I shall not weary you with any more details of my interview with the Emperor. As he manifested much interest in American affairs, and asked many questions, I was of course the principal speaker, and found myself engaged, somewhat to my surprise, in delivering a regular lecture on American politics. As the discourse, however new in the imperial palace of the Hapsburgs, would not have the charm of novelty in your ears, I forbear to add anything more. But the department may be sure that I preached sound doctrine.

I say nothing to-day of Austrian politics, concerning which my predecessor has kept the government well informed up to the present time. I am quite aware that, at this moment, the preoccupation of the United States government with its own most momentous affairs would make any disquisitions upon foreign matters, not bearing directly on our international relations, tedious and irksome. Nevertheless, as the condition of this part of Europe is so critical, and as the position of this empire offers so, many curious parallels and contrasts with that of our republic, and as a complication of our own politics in the great web of intrigue now stretching over all Christendom is at least possible, I shall observe the current of events carefully, and from time to time ask for the attention of the government, even at the risk of being thought tedious.

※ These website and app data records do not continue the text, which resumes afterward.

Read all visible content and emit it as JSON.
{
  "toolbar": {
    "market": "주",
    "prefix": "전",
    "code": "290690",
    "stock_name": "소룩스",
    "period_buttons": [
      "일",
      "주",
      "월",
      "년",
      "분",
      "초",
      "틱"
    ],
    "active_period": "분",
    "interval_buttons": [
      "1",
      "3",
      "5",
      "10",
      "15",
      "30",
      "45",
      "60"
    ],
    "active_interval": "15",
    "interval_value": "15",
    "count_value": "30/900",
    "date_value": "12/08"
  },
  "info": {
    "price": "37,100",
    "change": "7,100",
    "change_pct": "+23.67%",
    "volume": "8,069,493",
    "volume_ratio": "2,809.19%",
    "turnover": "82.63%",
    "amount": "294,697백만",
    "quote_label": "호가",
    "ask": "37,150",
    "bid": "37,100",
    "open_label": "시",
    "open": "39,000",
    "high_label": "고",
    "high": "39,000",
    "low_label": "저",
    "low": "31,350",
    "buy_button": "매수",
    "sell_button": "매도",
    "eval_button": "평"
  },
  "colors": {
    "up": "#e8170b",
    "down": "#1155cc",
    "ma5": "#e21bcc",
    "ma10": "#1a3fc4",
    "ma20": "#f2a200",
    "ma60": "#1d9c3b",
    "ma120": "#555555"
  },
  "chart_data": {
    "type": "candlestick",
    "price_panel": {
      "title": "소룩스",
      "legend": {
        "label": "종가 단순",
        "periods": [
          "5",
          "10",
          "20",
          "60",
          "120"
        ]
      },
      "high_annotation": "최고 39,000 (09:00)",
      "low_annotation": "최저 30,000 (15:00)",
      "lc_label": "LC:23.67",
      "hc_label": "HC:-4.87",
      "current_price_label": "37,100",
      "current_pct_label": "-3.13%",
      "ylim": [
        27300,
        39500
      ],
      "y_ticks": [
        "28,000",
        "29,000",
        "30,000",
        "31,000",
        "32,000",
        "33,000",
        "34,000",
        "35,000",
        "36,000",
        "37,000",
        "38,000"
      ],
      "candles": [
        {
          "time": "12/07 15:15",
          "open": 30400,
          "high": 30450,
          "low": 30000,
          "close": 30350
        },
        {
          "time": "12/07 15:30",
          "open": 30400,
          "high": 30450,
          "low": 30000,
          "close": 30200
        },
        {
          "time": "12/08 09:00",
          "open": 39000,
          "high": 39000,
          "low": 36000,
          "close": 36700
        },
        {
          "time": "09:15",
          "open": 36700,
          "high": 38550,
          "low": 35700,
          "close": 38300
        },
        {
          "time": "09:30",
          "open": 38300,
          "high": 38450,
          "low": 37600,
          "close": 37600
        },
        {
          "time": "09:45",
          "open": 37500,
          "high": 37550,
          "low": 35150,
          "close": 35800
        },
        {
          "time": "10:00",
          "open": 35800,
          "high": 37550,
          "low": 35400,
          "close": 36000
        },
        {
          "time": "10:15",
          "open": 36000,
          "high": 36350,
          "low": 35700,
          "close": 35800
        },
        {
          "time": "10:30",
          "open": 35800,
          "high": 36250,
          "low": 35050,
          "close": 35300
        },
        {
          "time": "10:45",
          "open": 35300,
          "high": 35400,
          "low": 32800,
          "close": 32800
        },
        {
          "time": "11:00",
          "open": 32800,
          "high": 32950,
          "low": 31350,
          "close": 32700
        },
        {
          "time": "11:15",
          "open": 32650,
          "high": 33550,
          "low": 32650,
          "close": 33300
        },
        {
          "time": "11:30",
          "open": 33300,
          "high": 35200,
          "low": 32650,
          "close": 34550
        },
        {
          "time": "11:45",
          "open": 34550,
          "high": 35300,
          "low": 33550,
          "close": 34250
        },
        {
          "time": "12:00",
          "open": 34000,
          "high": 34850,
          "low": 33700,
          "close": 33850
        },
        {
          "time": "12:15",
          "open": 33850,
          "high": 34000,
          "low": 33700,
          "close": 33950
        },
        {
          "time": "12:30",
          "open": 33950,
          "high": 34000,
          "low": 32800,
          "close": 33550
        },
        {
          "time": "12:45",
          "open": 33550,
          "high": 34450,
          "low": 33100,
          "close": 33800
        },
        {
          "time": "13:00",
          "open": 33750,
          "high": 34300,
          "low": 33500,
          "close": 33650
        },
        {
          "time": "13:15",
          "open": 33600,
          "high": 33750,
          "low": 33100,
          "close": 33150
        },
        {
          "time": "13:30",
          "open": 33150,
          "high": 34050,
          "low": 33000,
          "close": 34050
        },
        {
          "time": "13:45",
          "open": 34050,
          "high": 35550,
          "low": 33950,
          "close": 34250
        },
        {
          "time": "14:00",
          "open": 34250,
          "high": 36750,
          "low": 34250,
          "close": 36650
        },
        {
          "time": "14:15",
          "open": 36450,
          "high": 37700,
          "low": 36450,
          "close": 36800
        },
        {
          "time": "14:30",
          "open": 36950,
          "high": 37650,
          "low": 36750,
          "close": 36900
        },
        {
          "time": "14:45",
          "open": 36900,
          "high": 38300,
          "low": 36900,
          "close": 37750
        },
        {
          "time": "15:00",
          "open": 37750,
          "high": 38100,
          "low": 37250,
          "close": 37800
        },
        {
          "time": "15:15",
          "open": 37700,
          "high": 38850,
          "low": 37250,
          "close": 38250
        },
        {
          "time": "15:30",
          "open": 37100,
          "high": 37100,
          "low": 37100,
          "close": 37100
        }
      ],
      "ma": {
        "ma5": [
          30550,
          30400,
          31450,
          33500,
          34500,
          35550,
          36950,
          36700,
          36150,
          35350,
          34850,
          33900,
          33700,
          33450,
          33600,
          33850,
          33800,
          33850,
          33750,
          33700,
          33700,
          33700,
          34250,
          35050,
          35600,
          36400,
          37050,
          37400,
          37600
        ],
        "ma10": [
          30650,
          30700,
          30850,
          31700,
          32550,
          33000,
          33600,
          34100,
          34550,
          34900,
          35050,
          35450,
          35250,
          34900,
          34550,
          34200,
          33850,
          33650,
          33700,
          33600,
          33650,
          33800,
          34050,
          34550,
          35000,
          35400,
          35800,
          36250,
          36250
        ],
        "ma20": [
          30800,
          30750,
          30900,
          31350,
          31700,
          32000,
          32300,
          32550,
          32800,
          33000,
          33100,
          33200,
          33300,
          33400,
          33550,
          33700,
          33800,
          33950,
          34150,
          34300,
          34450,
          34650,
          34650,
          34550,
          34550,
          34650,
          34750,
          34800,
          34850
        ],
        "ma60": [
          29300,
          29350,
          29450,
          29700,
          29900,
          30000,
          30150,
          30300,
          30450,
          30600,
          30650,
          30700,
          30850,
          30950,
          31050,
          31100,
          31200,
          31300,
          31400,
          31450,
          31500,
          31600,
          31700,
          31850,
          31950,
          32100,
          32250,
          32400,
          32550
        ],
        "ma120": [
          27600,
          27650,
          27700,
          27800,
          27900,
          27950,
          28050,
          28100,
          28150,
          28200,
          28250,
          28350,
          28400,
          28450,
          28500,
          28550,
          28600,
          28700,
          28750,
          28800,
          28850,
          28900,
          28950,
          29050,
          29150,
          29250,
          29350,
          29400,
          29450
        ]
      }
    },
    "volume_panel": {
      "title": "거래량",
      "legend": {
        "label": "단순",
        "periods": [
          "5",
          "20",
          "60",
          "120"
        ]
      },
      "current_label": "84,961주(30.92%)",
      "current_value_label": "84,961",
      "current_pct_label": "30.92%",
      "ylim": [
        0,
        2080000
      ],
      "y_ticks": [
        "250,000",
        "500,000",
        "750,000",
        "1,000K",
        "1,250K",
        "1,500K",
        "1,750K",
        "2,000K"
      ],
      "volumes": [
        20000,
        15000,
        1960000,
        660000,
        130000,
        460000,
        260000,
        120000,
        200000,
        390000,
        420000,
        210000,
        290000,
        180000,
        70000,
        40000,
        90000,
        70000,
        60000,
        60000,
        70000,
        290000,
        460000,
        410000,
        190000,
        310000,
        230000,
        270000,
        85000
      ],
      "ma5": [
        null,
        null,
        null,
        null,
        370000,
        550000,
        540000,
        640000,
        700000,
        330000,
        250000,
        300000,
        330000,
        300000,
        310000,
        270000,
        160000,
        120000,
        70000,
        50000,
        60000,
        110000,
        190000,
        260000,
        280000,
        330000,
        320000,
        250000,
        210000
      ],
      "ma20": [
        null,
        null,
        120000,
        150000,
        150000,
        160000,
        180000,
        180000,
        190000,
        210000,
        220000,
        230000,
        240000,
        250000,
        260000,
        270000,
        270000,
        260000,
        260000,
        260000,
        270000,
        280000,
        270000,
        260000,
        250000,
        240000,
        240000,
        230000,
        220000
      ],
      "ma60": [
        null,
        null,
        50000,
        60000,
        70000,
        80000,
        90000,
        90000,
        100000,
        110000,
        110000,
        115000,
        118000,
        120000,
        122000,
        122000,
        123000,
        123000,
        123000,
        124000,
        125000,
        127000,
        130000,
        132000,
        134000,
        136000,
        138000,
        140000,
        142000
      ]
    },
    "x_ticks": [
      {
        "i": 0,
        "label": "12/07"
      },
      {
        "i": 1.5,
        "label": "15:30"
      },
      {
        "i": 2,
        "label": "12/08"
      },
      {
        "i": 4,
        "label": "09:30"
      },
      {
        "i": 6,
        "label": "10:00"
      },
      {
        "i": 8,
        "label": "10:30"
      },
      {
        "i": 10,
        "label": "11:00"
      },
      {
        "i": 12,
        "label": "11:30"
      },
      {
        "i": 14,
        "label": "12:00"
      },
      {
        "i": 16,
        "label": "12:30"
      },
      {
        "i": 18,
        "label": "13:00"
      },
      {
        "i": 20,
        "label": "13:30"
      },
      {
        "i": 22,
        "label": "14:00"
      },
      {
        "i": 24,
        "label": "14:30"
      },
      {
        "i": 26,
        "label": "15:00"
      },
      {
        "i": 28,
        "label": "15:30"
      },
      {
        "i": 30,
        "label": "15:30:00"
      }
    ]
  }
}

One thing is very certain: The government here will be much influenced by the course of policy pursued towards the United States by the British and French governments; and I am therefore glad that, in pursuance of your instructions, I passed some time before coming to my post, informing myself at the fountainheads, in England and France, of the probable nature of that policy. I am constantly questioned on the subject by all with whom I come in contact. Should a tory government succeed the present cabinet of England I anticipate much trouble. Nothing can exceed the virulence with which the extreme conservative party regard us, nor the delight with which they look forward to our extinction as a nation. They consider such a consummation of our civil war as the most triumphant answer which could be made to their own reform party. The hatred to the English radicals is the secret of the ferocity and brutality with which the Times, the Saturday Review, and other tory organs of the press, have poured out their insults upon America ever since the war began. In the present administration and its supporters I know that we have many warm friends, warmer in their sentiments towards us than it would be safe for them in the present state of parties to avow.

I have the honor to remain, very respectfully, your obedient servant,


Hon. William H. Seward, Secretary of State, Washington.